*Requirement*
Every line from the one with "What's the underlying" to the final line of the records should be printed exactly as it is, with pictures left out.

Source records: Begin

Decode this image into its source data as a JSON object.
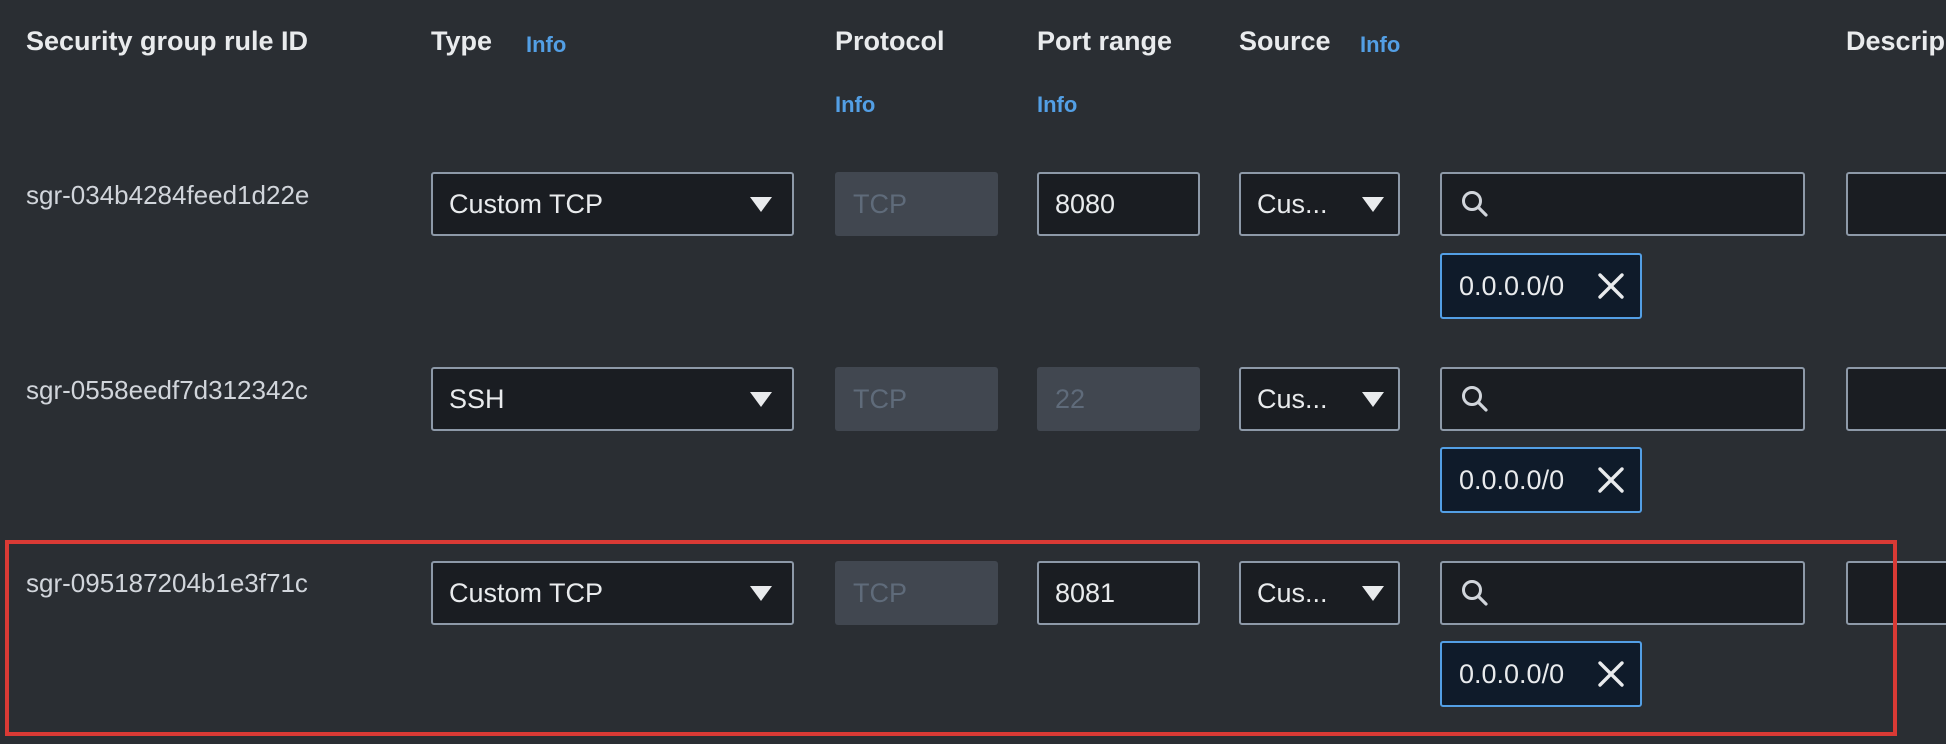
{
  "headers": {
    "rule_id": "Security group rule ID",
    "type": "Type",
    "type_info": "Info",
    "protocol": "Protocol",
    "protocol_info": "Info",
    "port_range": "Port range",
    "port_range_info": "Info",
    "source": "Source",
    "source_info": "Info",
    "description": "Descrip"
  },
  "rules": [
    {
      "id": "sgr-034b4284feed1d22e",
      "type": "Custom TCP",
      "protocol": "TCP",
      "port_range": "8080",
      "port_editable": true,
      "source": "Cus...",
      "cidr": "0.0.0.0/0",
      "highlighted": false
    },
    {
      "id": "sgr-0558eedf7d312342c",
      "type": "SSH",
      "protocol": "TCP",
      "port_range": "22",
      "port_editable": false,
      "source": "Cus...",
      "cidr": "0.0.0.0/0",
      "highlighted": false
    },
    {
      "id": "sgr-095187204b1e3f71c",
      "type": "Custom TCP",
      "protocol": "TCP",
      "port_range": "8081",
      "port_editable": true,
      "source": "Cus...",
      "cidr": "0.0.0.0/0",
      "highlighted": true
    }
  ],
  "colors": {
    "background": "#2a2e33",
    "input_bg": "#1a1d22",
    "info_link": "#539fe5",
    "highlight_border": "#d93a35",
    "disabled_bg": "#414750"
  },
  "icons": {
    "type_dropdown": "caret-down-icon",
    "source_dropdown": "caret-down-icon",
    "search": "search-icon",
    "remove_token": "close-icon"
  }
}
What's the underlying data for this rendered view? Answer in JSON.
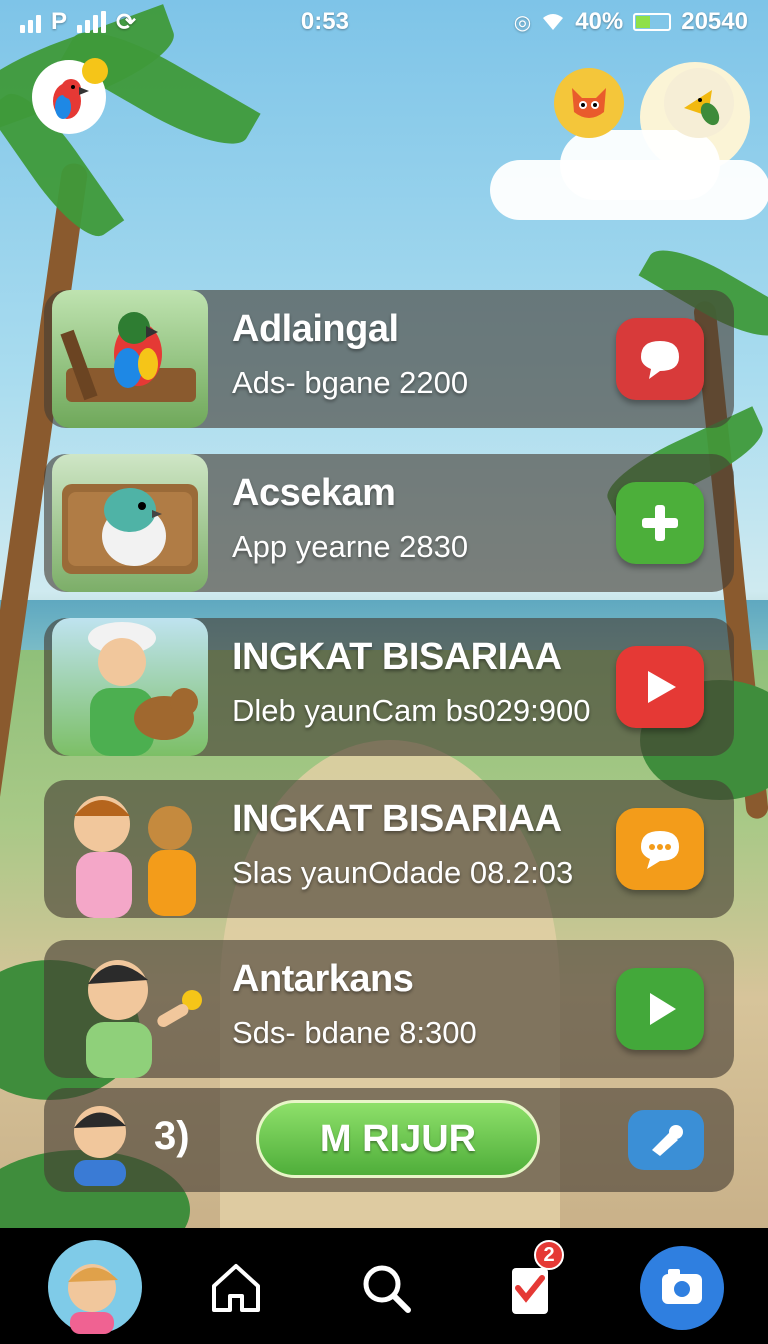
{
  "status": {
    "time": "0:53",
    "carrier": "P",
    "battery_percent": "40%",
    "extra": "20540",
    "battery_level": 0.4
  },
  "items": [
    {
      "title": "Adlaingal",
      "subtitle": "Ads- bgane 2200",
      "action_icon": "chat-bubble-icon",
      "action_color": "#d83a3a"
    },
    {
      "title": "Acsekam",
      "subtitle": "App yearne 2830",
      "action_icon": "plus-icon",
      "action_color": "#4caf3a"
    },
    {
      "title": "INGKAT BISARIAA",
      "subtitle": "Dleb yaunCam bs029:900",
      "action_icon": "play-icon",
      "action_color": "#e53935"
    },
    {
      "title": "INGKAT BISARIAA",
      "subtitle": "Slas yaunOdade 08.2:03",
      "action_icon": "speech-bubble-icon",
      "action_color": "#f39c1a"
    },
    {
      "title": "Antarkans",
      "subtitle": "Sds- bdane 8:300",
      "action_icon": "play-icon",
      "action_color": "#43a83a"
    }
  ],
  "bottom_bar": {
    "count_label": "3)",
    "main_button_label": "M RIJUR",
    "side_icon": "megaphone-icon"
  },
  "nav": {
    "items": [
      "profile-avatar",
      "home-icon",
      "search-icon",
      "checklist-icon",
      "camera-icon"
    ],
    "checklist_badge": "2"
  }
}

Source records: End

*Answer to the exercise*
What's the underlying data for this rendered view? Answer in JSON.
{
  "status": {
    "time": "0:53",
    "carrier": "P",
    "battery_percent": "40%",
    "extra": "20540",
    "battery_level": 0.4
  },
  "items": [
    {
      "title": "Adlaingal",
      "subtitle": "Ads- bgane 2200",
      "action_icon": "chat-bubble-icon",
      "action_color": "#d83a3a"
    },
    {
      "title": "Acsekam",
      "subtitle": "App yearne 2830",
      "action_icon": "plus-icon",
      "action_color": "#4caf3a"
    },
    {
      "title": "INGKAT BISARIAA",
      "subtitle": "Dleb yaunCam bs029:900",
      "action_icon": "play-icon",
      "action_color": "#e53935"
    },
    {
      "title": "INGKAT BISARIAA",
      "subtitle": "Slas yaunOdade 08.2:03",
      "action_icon": "speech-bubble-icon",
      "action_color": "#f39c1a"
    },
    {
      "title": "Antarkans",
      "subtitle": "Sds- bdane 8:300",
      "action_icon": "play-icon",
      "action_color": "#43a83a"
    }
  ],
  "bottom_bar": {
    "count_label": "3)",
    "main_button_label": "M RIJUR",
    "side_icon": "megaphone-icon"
  },
  "nav": {
    "items": [
      "profile-avatar",
      "home-icon",
      "search-icon",
      "checklist-icon",
      "camera-icon"
    ],
    "checklist_badge": "2"
  }
}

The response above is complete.